WHAT IS NEEDED:
Search the records below for the word "left". Copy each line where it occurs.

[[ INFORMATION PROVIDED, beginning ]]

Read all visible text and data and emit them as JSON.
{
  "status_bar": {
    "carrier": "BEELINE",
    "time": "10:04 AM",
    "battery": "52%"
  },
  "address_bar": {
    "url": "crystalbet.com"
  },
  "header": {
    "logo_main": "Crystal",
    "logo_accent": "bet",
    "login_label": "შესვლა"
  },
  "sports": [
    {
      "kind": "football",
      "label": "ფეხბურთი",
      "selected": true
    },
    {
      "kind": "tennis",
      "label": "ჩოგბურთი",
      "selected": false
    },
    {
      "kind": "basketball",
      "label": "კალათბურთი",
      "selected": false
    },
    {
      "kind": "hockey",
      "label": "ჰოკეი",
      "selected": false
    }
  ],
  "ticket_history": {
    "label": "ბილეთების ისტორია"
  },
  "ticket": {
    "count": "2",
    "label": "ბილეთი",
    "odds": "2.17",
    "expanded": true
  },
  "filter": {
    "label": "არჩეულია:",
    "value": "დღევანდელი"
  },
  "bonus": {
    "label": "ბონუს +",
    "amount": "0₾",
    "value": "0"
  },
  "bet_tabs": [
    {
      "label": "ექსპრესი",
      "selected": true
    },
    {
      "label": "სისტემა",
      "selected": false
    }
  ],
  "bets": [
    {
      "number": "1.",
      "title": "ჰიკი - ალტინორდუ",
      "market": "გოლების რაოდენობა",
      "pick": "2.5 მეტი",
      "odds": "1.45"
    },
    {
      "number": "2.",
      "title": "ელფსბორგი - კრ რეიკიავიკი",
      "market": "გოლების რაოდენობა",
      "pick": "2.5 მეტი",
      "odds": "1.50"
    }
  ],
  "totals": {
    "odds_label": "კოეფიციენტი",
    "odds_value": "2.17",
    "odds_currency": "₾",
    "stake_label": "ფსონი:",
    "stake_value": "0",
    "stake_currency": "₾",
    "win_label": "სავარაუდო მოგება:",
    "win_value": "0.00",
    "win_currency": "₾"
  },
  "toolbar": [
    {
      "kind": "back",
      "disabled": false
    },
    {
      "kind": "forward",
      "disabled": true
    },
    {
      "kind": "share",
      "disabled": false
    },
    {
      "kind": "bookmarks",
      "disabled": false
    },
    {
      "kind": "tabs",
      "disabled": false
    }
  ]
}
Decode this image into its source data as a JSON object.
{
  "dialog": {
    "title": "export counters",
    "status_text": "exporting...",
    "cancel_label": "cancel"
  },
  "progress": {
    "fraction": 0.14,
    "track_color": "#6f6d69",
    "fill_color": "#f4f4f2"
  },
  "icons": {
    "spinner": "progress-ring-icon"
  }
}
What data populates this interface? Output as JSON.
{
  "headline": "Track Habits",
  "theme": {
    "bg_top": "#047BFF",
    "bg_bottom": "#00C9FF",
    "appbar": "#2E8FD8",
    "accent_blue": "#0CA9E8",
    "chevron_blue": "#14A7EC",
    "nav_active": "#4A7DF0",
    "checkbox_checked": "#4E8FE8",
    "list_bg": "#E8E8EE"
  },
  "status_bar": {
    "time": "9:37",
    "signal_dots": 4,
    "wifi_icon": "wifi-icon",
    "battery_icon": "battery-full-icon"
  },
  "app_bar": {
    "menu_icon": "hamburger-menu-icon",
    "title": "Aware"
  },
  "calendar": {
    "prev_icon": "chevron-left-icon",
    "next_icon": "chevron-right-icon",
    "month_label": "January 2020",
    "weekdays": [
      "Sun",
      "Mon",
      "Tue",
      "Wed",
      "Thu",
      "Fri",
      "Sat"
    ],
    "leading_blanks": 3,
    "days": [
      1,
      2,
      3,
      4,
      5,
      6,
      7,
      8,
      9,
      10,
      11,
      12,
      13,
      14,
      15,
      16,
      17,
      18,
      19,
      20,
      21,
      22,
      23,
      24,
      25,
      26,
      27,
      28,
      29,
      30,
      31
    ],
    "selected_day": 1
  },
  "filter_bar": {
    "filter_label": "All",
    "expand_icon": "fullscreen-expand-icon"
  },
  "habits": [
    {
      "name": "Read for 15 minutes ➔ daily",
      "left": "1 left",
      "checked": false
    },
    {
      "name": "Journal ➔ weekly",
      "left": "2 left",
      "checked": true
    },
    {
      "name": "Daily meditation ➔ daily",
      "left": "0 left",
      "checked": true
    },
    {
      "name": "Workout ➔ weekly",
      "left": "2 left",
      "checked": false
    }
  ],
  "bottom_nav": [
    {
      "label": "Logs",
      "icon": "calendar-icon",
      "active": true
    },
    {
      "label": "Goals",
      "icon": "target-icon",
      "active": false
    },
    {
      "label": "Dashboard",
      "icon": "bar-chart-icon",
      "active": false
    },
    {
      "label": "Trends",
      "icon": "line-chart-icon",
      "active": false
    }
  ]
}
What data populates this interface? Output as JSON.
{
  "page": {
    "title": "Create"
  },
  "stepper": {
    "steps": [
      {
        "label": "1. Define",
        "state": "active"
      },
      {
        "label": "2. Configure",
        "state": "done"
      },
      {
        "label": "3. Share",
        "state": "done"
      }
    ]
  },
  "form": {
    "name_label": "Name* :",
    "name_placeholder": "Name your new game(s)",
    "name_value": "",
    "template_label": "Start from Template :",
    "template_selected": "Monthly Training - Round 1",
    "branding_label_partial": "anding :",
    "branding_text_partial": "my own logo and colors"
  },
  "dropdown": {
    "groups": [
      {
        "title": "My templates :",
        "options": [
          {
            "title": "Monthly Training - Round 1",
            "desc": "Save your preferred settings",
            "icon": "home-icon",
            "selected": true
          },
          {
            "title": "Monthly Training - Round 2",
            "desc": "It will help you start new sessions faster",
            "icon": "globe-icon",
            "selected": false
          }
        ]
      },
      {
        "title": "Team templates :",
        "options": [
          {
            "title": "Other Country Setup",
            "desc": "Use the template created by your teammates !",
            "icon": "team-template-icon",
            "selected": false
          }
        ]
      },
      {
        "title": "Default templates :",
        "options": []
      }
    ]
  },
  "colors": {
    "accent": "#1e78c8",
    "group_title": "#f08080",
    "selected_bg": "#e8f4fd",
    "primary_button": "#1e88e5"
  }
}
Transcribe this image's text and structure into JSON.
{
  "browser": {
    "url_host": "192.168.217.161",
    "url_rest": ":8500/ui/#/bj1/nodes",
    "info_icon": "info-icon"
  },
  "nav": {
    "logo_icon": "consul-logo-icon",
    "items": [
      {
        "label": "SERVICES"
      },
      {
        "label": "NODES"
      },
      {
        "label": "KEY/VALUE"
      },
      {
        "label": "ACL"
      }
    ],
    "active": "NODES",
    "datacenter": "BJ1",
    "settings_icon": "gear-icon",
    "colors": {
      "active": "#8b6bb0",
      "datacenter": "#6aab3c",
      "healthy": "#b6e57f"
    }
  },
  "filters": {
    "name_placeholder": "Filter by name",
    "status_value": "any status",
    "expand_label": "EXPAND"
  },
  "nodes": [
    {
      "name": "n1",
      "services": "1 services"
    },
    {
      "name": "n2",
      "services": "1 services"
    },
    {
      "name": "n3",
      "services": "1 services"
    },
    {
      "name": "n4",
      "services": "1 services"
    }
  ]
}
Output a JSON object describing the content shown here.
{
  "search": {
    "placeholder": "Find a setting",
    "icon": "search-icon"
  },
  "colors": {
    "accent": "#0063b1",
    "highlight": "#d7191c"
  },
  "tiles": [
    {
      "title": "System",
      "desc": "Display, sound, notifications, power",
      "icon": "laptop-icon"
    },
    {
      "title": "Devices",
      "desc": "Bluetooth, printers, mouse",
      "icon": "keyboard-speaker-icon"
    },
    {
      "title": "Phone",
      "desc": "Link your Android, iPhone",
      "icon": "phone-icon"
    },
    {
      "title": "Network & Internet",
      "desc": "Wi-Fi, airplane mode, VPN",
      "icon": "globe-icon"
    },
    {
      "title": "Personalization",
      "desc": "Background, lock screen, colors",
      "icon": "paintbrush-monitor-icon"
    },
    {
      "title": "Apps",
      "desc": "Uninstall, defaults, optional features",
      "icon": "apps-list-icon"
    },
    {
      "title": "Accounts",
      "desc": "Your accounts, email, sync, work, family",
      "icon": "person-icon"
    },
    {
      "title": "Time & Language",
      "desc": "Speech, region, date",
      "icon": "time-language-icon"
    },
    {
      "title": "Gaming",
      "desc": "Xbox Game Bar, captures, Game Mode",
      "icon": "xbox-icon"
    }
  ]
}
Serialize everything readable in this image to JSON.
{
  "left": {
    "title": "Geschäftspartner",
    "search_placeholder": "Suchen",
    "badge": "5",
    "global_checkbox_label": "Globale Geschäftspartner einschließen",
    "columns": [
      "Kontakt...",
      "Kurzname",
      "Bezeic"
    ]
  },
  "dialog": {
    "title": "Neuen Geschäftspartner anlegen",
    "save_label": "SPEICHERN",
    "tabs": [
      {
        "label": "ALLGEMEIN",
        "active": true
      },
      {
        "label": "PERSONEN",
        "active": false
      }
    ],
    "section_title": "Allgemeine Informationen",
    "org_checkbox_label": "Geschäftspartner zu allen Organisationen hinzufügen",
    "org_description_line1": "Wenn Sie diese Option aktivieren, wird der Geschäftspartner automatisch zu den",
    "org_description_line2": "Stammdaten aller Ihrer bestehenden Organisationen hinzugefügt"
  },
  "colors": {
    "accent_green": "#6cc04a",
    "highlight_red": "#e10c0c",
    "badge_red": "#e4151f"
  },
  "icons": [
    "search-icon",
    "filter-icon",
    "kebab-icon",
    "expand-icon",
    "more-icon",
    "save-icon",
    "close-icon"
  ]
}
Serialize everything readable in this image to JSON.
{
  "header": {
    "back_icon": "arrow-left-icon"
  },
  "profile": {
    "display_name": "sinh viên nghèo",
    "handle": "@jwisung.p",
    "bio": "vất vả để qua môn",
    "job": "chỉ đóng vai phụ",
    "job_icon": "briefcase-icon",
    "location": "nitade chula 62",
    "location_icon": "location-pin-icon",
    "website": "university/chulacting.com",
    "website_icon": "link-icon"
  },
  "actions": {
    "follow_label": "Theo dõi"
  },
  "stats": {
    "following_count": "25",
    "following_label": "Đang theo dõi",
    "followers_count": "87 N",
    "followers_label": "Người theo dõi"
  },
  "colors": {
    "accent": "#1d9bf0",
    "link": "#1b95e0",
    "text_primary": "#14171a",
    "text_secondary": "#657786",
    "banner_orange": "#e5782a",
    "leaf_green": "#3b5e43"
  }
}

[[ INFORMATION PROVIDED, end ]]

TASK ANSWER:
    "prev_icon": "chevron-left-icon",
      "left": "1 left",
      "left": "2 left",
      "left": "0 left",
      "left": "2 left",
  "left": {
    "back_icon": "arrow-left-icon"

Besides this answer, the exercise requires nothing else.